|10. Don't drink or take drugs and drive. So basic it shouldn't have to be mentioned, but too many teens still seem clueless about the dangers. Or,
they think they can handle driving while impaired. They can't.|
9. Buckle up. Another basic. A five-second good habit can prevent a trip to
the emergency room.or the morgue!
8. Turn in early. Go home at a reasonable hour and you may live to party
another day. Most fatal crashes involving teens happen after 9 p.m. during
the week, and after midnight on weekends.
7. Avoid a crowd. You know when you have friends in the car, you're going
to be goofing off. Enjoy your friends when you're on foot, not on the road.
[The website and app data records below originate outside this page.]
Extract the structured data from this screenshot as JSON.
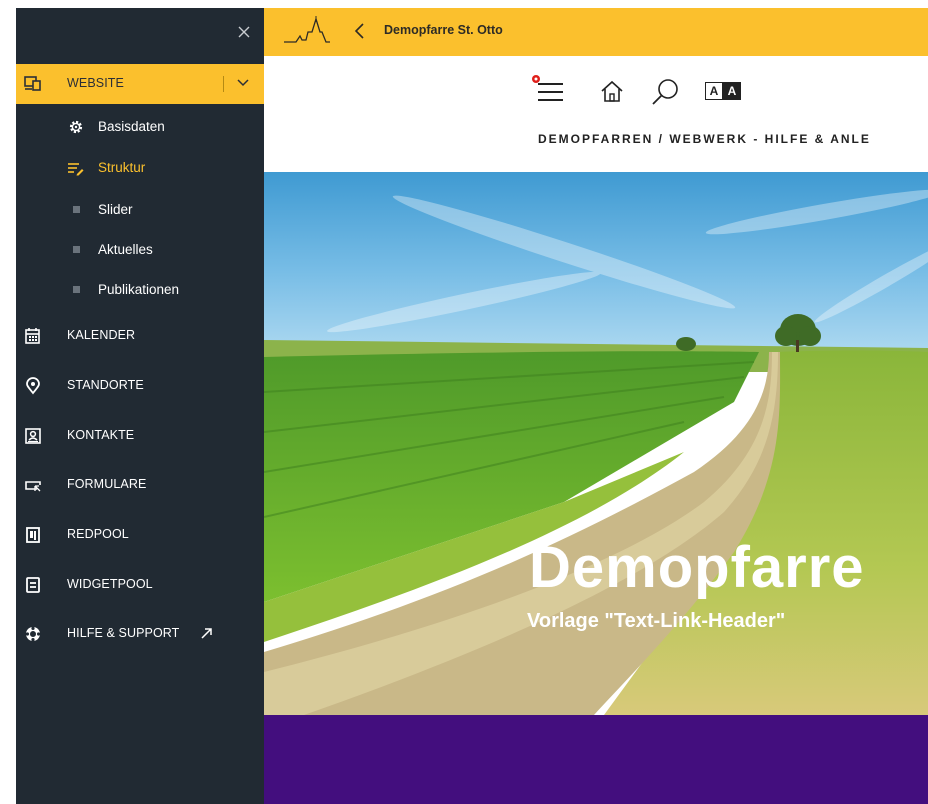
{
  "sidebar": {
    "close_icon": "close-icon",
    "items": [
      {
        "key": "website",
        "label": "WEBSITE",
        "icon": "website-device-icon",
        "active": true
      },
      {
        "key": "kalender",
        "label": "KALENDER",
        "icon": "calendar-icon"
      },
      {
        "key": "standorte",
        "label": "STANDORTE",
        "icon": "location-pin-icon"
      },
      {
        "key": "kontakte",
        "label": "KONTAKTE",
        "icon": "contact-card-icon"
      },
      {
        "key": "formulare",
        "label": "FORMULARE",
        "icon": "form-icon"
      },
      {
        "key": "redpool",
        "label": "REDPOOL",
        "icon": "redpool-icon"
      },
      {
        "key": "widgetpool",
        "label": "WIDGETPOOL",
        "icon": "widget-icon"
      },
      {
        "key": "hilfe",
        "label": "HILFE & SUPPORT",
        "icon": "lifebuoy-icon",
        "external_icon": "external-link-icon"
      }
    ],
    "website_subitems": [
      {
        "label": "Basisdaten",
        "icon": "gear-icon"
      },
      {
        "label": "Struktur",
        "icon": "structure-edit-icon"
      },
      {
        "label": "Slider",
        "icon": "bullet-square-icon"
      },
      {
        "label": "Aktuelles",
        "icon": "bullet-square-icon"
      },
      {
        "label": "Publikationen",
        "icon": "bullet-square-icon"
      }
    ]
  },
  "topbar": {
    "site_name": "Demopfarre St. Otto",
    "logo_icon": "church-logo-icon",
    "back_icon": "chevron-left-icon"
  },
  "page": {
    "toolbar": {
      "menu_icon": "hamburger-menu-icon",
      "home_icon": "home-icon",
      "search_icon": "search-icon",
      "font_size_label_a": "A",
      "font_size_label_b": "A"
    },
    "breadcrumb": "DEMOPFARREN / WEBWERK - HILFE & ANLE",
    "hero": {
      "title": "Demopfarre",
      "subtitle": "Vorlage \"Text-Link-Header\""
    }
  },
  "colors": {
    "accent": "#fbc02d",
    "sidebar_bg": "#212a33",
    "footer_band": "#430e7e",
    "menu_badge": "#e0201b"
  }
}
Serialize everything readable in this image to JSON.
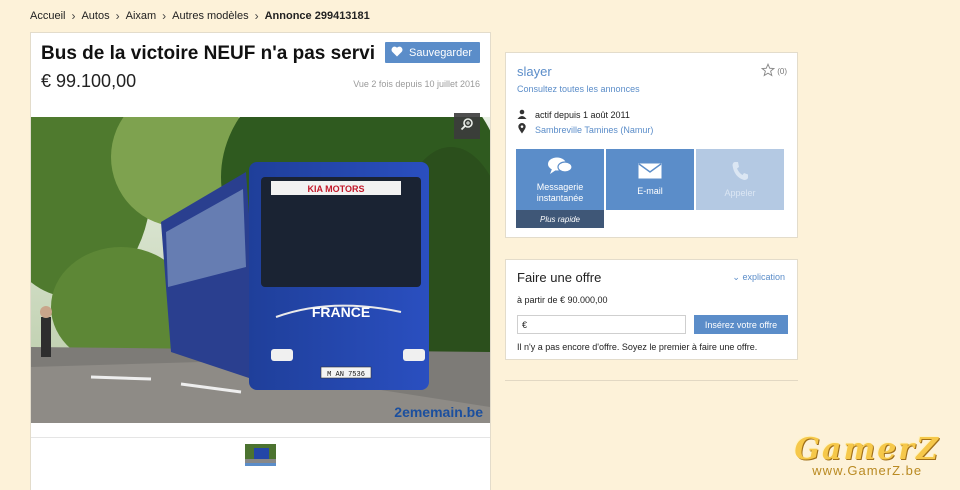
{
  "breadcrumb": {
    "items": [
      "Accueil",
      "Autos",
      "Aixam",
      "Autres modèles"
    ],
    "current": "Annonce 299413181",
    "separator": "›"
  },
  "listing": {
    "title": "Bus de la victoire NEUF n'a pas servi",
    "price": "€ 99.100,00",
    "save_label": "Sauvegarder",
    "views": "Vue 2 fois depuis 10 juillet 2016",
    "photo": {
      "bus_banner": "KIA MOTORS",
      "bus_side_text": "FRANCE",
      "plate": "M AN 7536",
      "watermark": "2ememain.be"
    }
  },
  "seller": {
    "name": "slayer",
    "all_ads_link": "Consultez toutes les annonces",
    "favorite_count": "(0)",
    "active_since": "actif depuis 1 août 2011",
    "location": "Sambreville Tamines (Namur)",
    "contact_buttons": [
      {
        "label": "Messagerie instantanée",
        "icon": "chat-icon",
        "enabled": true
      },
      {
        "label": "E-mail",
        "icon": "envelope-icon",
        "enabled": true
      },
      {
        "label": "Appeler",
        "icon": "phone-icon",
        "enabled": false
      }
    ],
    "fast_badge": "Plus rapide"
  },
  "offer": {
    "title": "Faire une offre",
    "explain_link": "explication",
    "min_price": "à partir de € 90.000,00",
    "currency_prefix": "€",
    "submit_label": "Insérez votre offre",
    "no_offer_text": "Il n'y a pas encore d'offre. Soyez le premier à faire une offre."
  },
  "watermark": {
    "logo": "GamerZ",
    "url": "www.GamerZ.be"
  },
  "colors": {
    "accent": "#5b8dc9",
    "page_bg": "#fdf2d9",
    "fast_badge": "#3f5777",
    "watermark_gold": "#f6c84a"
  }
}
Your risk of a fatal crash doubles with two passengers. It doubles again
with three. The same goes when you're one of the passengers!
6. Keep it cool. Don't drive when you're angry or upset. Strong emotions
distract you, or encourage you to do foolish things.
5. Pump down the volume. Playing loud music while driving is also
distracting. And avoid changing stations, tapes, or CDs unless you're stopped.
4. Know the (speed) limits. The maximum safe speed isn't always the one on
the sign. You've got to slow down when it rains or snows, in the dark or
fog, or if there's heavy traffic.
3. Keep your distance. You need at least two seconds of stopping distance
between you and the vehicle ahead. At 40 miles an hour, that's about 60
feet more than three vehicle lengths. If you're closer, and something
happens suddenly, you're going to hit what you're following.
2. Don't meet someone in passing. The possibilities of head-on crashes make
two-lane highways the most dangerous places to drive. Be extremely careful
about passing on these roads.
1. Look where you're going. Sound too simple? Maybe. But a huge number of
crashes occur precisely because someone wasn't looking. So never move your
vehicle into a spot that you haven't cleared with your eyes first.
Phil Berardelli is an independent journalist, former teacher and father of
two. He is the author of "Safe Young Drivers: A Guide for Parents and
Teens" and "The Driving Challenge: Dare to Be Safer and Happier on the
Road." Parents and teens with questions can "Ask Phil" online at